Problem statement: Show each line of the data below that has the string "上证指数" in it.

(Dataset rows describing interfaces)
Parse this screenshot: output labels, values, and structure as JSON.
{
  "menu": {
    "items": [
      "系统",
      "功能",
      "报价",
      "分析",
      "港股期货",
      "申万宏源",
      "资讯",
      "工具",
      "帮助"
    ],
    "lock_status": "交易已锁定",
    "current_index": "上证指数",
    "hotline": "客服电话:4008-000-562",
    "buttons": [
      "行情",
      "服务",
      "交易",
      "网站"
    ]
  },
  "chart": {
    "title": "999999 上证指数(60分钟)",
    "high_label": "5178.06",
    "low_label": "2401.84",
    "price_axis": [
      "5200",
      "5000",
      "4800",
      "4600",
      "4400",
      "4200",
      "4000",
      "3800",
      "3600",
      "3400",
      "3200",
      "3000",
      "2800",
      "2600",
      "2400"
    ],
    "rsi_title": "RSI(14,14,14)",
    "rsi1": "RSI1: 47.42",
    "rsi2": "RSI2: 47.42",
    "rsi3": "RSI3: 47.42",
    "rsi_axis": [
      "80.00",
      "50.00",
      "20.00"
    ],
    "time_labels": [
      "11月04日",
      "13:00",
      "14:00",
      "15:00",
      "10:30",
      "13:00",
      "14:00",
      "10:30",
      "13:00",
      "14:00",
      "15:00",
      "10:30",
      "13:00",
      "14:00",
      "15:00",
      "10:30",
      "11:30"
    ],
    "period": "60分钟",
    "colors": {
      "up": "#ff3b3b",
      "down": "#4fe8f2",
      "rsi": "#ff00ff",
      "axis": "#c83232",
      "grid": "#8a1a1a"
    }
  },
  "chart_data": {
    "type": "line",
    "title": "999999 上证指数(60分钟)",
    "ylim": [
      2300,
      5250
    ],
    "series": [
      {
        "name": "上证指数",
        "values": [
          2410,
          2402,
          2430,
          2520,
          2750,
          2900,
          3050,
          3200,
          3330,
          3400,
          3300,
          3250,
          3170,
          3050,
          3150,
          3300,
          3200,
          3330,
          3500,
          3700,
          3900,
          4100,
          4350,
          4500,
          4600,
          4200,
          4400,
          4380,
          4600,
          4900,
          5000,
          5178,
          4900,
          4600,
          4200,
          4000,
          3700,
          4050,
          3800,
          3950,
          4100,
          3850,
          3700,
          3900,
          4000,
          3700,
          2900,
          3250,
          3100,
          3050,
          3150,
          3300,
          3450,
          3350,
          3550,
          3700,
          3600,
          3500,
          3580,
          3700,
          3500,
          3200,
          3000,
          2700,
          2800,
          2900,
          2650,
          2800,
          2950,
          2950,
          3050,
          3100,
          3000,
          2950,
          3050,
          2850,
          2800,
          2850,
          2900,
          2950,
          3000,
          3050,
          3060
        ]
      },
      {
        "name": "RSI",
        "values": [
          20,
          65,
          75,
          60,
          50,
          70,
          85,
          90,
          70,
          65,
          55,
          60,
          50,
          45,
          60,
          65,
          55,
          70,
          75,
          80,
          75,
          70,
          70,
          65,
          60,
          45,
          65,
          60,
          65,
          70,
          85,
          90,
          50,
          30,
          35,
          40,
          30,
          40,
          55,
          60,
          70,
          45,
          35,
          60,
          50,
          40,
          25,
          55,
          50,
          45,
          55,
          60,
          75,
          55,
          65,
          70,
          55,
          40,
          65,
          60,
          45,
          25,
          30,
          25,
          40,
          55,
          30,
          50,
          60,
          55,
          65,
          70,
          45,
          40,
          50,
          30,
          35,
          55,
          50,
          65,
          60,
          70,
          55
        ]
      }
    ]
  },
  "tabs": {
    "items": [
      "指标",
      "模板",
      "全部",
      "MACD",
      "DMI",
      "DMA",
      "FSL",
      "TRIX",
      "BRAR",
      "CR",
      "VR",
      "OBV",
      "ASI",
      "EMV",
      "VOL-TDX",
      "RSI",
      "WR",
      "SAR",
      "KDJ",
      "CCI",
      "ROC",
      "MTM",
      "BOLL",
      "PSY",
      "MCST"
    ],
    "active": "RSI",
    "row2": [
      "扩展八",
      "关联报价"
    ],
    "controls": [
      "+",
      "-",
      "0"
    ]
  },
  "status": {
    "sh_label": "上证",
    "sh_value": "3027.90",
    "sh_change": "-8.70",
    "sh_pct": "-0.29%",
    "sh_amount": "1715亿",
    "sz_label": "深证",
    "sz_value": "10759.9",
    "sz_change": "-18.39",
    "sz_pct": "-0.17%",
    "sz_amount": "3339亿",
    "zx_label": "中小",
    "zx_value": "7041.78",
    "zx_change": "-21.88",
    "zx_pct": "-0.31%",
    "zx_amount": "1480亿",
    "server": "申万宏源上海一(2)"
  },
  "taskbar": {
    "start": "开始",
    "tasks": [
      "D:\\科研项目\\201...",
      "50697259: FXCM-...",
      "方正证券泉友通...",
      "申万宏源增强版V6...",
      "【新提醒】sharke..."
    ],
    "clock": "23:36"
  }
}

Written solution:
    "current_index": "上证指数",
    "title": "999999 上证指数(60分钟)",
    "title": "999999 上证指数(60分钟)",
        "name": "上证指数",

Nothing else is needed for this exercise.